By Debbie Lavdas

Do you have a fountain that’s toyed with you for years—working here and there or maybe constantly leaking? I had just such a menace on my front porch that my husband tried to fix for three years (ID’ing the leak was to no avail despite cement, rubber paint and more). So I decided this spring it was: “out with the old, and in with the new.”

I’d seen gorgeous examples of reborn fountains with succulents, so I set out on my own path to win this pesky fountain battle.

I headed out to Armstrong Gardens in Laguna Niguel (they always have an ample array of succulents, as do all of the Armstrong chain locations, and the San Juan Cap store is really great).

Now I’ve built my share of succulent gardens before, but never in a fountain. Instead of choosing individual varieties like I have for window boxes, I chose to buy already created succulent baskets—someone else has already gone to the effort to mix colors and textures, and the plant has been growing awhile so they look established.

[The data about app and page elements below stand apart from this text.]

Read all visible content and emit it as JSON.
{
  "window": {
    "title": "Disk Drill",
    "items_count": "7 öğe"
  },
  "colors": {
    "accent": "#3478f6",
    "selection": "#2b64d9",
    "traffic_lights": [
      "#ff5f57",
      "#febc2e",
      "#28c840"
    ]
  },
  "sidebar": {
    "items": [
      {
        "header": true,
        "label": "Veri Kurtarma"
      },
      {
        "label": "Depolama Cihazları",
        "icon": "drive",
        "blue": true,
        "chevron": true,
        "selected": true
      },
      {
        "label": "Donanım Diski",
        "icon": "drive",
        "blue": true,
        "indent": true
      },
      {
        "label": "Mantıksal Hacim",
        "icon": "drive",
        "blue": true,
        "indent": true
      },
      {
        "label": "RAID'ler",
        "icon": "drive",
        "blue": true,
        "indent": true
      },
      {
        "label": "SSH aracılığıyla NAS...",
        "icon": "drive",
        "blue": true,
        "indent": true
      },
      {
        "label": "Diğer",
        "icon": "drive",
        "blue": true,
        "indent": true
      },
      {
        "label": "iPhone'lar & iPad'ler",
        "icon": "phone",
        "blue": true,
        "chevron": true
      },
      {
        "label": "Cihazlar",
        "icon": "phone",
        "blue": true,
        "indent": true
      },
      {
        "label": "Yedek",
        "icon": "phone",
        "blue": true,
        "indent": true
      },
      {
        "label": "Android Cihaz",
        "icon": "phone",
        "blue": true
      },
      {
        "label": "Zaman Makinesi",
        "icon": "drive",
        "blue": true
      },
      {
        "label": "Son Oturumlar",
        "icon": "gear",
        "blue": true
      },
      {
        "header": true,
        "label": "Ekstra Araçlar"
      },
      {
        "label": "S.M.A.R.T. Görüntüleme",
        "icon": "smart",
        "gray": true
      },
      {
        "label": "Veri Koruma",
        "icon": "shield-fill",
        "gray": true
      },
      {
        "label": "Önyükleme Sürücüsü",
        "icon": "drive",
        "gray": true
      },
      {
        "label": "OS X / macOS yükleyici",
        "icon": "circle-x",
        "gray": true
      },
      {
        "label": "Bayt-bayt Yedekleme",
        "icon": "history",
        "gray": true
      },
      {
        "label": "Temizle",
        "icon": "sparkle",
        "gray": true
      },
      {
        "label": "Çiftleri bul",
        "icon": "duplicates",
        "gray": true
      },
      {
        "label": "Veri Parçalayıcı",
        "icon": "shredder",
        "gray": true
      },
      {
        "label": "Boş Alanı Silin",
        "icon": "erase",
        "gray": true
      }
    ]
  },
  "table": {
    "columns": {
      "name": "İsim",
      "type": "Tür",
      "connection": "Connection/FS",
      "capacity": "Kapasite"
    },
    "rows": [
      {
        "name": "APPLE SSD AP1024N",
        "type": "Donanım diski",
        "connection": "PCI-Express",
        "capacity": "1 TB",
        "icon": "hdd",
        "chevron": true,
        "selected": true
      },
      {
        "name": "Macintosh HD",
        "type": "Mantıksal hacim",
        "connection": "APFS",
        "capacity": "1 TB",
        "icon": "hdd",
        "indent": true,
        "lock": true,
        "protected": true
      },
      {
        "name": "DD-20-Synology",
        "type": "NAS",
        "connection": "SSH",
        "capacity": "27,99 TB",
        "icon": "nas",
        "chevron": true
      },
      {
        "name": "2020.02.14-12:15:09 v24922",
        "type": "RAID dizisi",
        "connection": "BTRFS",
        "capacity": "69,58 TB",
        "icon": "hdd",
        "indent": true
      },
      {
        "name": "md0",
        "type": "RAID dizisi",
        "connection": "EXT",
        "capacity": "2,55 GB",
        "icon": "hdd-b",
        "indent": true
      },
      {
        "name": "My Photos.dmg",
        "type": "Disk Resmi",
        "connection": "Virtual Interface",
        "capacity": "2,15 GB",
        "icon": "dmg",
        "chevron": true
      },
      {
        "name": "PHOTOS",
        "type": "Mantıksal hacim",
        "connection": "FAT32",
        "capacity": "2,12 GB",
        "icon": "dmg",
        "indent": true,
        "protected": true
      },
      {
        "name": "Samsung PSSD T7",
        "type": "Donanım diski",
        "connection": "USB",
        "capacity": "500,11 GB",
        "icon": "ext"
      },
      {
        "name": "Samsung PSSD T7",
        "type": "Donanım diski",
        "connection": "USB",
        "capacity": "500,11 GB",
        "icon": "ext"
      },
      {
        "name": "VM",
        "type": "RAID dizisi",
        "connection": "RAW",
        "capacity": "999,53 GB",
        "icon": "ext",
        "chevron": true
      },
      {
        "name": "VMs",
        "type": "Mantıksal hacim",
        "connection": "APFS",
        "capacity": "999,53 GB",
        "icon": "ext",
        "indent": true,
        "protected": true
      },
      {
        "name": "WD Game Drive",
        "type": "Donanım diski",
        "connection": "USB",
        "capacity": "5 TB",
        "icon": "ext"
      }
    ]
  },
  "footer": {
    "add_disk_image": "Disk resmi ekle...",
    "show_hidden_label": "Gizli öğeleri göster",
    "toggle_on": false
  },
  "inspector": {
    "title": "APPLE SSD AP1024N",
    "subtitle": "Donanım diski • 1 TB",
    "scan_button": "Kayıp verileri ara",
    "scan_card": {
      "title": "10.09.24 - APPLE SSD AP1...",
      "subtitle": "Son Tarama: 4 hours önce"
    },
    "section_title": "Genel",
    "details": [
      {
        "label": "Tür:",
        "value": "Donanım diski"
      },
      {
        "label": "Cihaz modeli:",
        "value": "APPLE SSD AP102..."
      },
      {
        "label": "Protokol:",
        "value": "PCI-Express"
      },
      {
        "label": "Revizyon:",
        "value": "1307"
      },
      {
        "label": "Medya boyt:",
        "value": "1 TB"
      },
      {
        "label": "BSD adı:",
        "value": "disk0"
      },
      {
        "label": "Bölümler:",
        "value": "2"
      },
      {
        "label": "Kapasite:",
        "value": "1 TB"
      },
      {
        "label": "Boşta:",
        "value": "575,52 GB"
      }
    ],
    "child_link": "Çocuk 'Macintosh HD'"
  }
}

The price is less too it seems, as buying separate species can be costly. And, also, I like easy!

So my little guy and chose four different hanging baskets—some long and flowing, others shades of red and bright green and some tall to add height for my particular fountain design. (Your fountain style may best dictate your choices, but the key is to mix it up!)

I first filled the fountain with quite a lot of cactus soil, then cut the basket wires off, then dumped the basket upside and simply inserted it into the fountain in its entirety. In a few cases, I broke the baskets apart and places the succulents individually into the fountain.

Within an hour of arriving home from the garden store, my fountain was alive again with flowing succulents. And, of course, the best thing about succulents is that they are water-wise and so easy to care for. What hadn’t I done this three years ago? Precisely.

Have fun with this easy DIY spring gardening project. Get creative, and know that you can’t go wrong.

DIY Spring Gardening – Give new life to a lifeless fountain with overflowing succulents